If you live in the Ohio Valley region, it makes sense to plant Midwest Ohio native plants. Native plant species are well-adapted to their place of origin. These plants require less maintenance, fewer chemicals, and many are perennials which return year after year. Additionally, many of these plants provide food and shelter for native animals, insects, and bird species.
Midwest and Ohio Valley Native Flowers
From Ohio to Missouri, native plants in the Midwest include many flower garden beauties. These plants often have long bloom times, and many can be used in fresh and dried arrangements:
- Black-Eyed Susan (Rudbeckia hirta) – The yellow daisy-shaped flowers of black-eyed Susan bloom on multi-branching stems in summer and early fall.
- Cardinal flower – (Lobelia cardinalis) – Add color to the garden with spiky flower stalks of cardinal flower, bearing five-lobed, bright red flowers.
- Goldenrod (Solidago Canadensis) – Give the garden an autumn feel with these fall-blooming yellowish gold, feathery flowers of goldenrod.
- Purple Coneflower (Echinacea purpurea) – Say “I love you” all summer long with bouquets of coneflower’s daisy-like flowers with pinkish purple petals.
- Tall Ironweed (Vernonia gigantea) – Look for the brilliant purple flowers of tall ironweed on 4 to 6 feet (1-2 m.) plants in late summer.
- Virginia Bluebell (Mertensia virginica) – Enjoy the blue, trumpet-shaped blossoms of Virginia bluebell in early spring.
Harvesting Food from Native Plants
For centuries, indigenous people of the Americas survived by foraging Midwest and Kentucky native plants. Here are a few native species you can add to your edible landscaping:
- American black elderberry (Sambucus canadensis) – Pick clusters of dark purple berries from the American black elderberry for pies, jellies, and wine in midsummer.
- Anise Hyssop (Agastache foeniculum) – Use the licorice-scented leaves of anise hyssop for tea, to flavor jellies or add it to salads.
- Hazelnut (Corylus americana) – You’ll have to fend off the squirrels to harvest these small edible hazelnuts in late summer.

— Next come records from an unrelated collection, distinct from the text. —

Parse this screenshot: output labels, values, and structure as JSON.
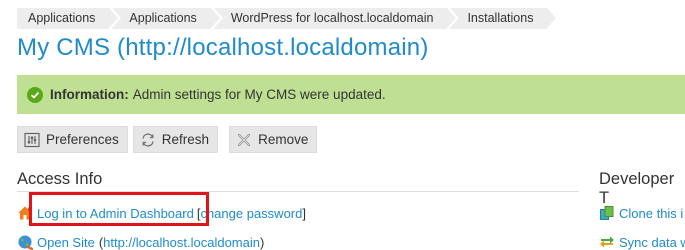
{
  "breadcrumb": [
    "Applications",
    "Applications",
    "WordPress for localhost.localdomain",
    "Installations"
  ],
  "page_title": "My CMS (http://localhost.localdomain)",
  "info_message": {
    "label": "Information:",
    "text": "Admin settings for My CMS were updated."
  },
  "toolbar": {
    "preferences": "Preferences",
    "refresh": "Refresh",
    "remove": "Remove"
  },
  "access_info": {
    "title": "Access Info",
    "login_link": "Log in to Admin Dashboard",
    "open_bracket": "[",
    "change_password": "change password",
    "close_bracket": "]",
    "open_site_link": "Open Site",
    "open_site_url": "(http://localhost.localdomain)"
  },
  "developer_tools": {
    "title": "Developer T",
    "clone_link": "Clone this i",
    "sync_link": "Sync data w"
  },
  "colors": {
    "accent": "#1f8bcb",
    "info_bg": "#bfe093",
    "highlight": "#e0141b"
  }
}
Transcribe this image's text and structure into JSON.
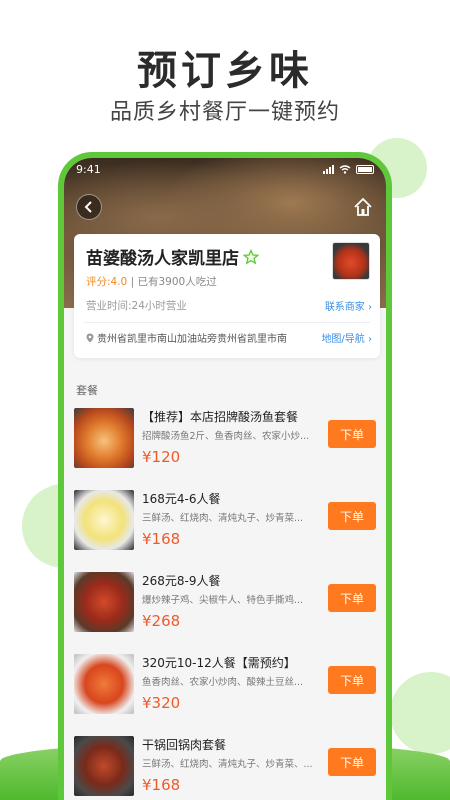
{
  "promo": {
    "title": "预订乡味",
    "subtitle": "品质乡村餐厅一键预约"
  },
  "status_bar": {
    "time": "9:41"
  },
  "shop": {
    "name": "苗婆酸汤人家凯里店",
    "rating": "评分:4.0",
    "diners": "已有3900人吃过",
    "hours": "营业时间:24小时营业",
    "contact_label": "联系商家",
    "address": "贵州省凯里市南山加油站旁贵州省凯里市南",
    "map_label": "地图/导航"
  },
  "menu": {
    "section_title": "套餐",
    "order_label": "下单",
    "items": [
      {
        "title": "【推荐】本店招牌酸汤鱼套餐",
        "desc": "招牌酸汤鱼2斤、鱼香肉丝、农家小炒...",
        "price": "¥120"
      },
      {
        "title": "168元4-6人餐",
        "desc": "三鲜汤、红烧肉、清炖丸子、炒青菜...",
        "price": "¥168"
      },
      {
        "title": "268元8-9人餐",
        "desc": "爆炒辣子鸡、尖椒牛人、特色手撕鸡...",
        "price": "¥268"
      },
      {
        "title": "320元10-12人餐【需预约】",
        "desc": "鱼香肉丝、农家小炒肉、酸辣土豆丝...",
        "price": "¥320"
      },
      {
        "title": "干锅回锅肉套餐",
        "desc": "三鲜汤、红烧肉、清炖丸子、炒青菜、...",
        "price": "¥168"
      }
    ]
  },
  "colors": {
    "brand_green": "#5fc83a",
    "accent_orange": "#ff7a1e",
    "price_red": "#f05a2a",
    "link_blue": "#3a8ee6"
  }
}
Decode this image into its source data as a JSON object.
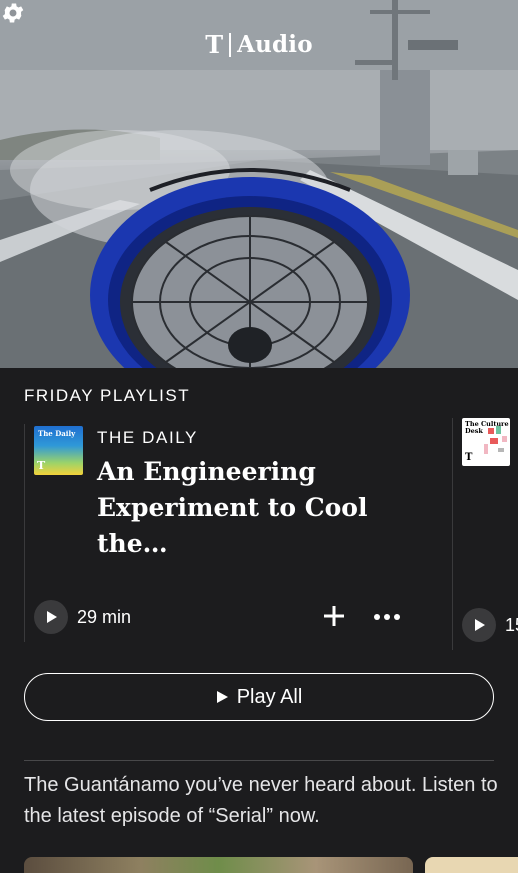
{
  "header": {
    "logo_mark": "T",
    "app_name": "Audio"
  },
  "icons": {
    "settings": "gear-icon",
    "play": "play-icon",
    "add": "plus-icon",
    "more": "more-dots-icon"
  },
  "playlist": {
    "section_title": "FRIDAY PLAYLIST",
    "items": [
      {
        "show": "THE DAILY",
        "art_label": "The Daily",
        "art_mark": "T",
        "title": "An Engineering Experiment to Cool the…",
        "duration": "29 min"
      },
      {
        "art_label": "The Culture Desk",
        "art_mark": "T",
        "duration": "15"
      }
    ],
    "play_all_label": "Play All"
  },
  "promo": {
    "text": "The Guantánamo you’ve never heard about. Listen to the latest episode of “Serial” now."
  },
  "colors": {
    "background": "#1c1c1e",
    "button_bg": "#3a3a3c",
    "text": "#ffffff",
    "fan_blue": "#1f3fc4"
  }
}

- Pawpaw (Asimina triloba) – There are endless ways to use the tropical-flavored flesh from the yellowish, green fruit of pawpaw.
- Red Mulberry (Morus rubra) – It’s definitely pie season when red mulberry produces multitudes of 1 inch long (2.5 cm.), blackberry-shaped fruit.
- Wild Black Cherry (Prunus serotina) – These tiny, tart cherries of wild black cherry can be eaten raw or used for jams, sauces, and juice.
Creating Specialized Gardens with Natives
Whether you want to create a bird garden, attract more bees to your veggie plants, or simply want an attractive garden design, Ohio Valley and Illinois native plants can do the job:
- Bee balm (Monarda didyma) – The beautiful red flowers of bee balm attract pollinators, including bees to the garden.
- Common Milkweed (Asclepias syriaca) – Support local butterfly populations by planting milkweed, a host plant for Monarch caterpillars.
- Garden Phlox (Phlox paniculata) – Pick the purple, pink, or white blossoms of garden phlox for cut flowers or leave these blooms in the garden to attract butterflies and hummingbirds.
- Northern Spicebush (Lindera benzoin) – Add color to the early spring garden with this shrub’s attractive yellow foliage. Then enjoy watching northern spicebush host Eastern Tiger Swallowtail caterpillars.
- Trumpet Honeysuckle (Lonicera sempervirens) – Train this vining plant to a trellis and enjoy the view as local hummingbirds visit each flower of trumpet honeysuckle for its sweet nectar.
- Winterberry Holly (Ilex verticillata) – Add winter interest to the garden with winterberry holly as this deciduous shrub overwinters bird-friendly red berries.
Obtaining Native Plant Species
Suppose you’re hiking the trails at Oaubache State Park, and you see a beautiful array of Indiana native plants that you’d love to add to your home garden. Is it okay to collect seeds or remove a few plants to take home?
The answer to both questions is no. In most states, removing native plants, collecting seeds, or picking flowers from State Parks and Public Lands is illegal. If caught, you could face heavy fines or restitution for damages. Even with a private property owner’s permission, removing endangered plants or picking rare flowers can threaten the plant’s existence in the wild.
Instead, consider purchasing native species from a reputable dealer, your state’s agriculture extension program, or a native plant society. These plants have been cloned or grown from seeds produced by non-wild specimens. In some instances, these purchases support the protection of wild strands of native plants for future generations to enjoy.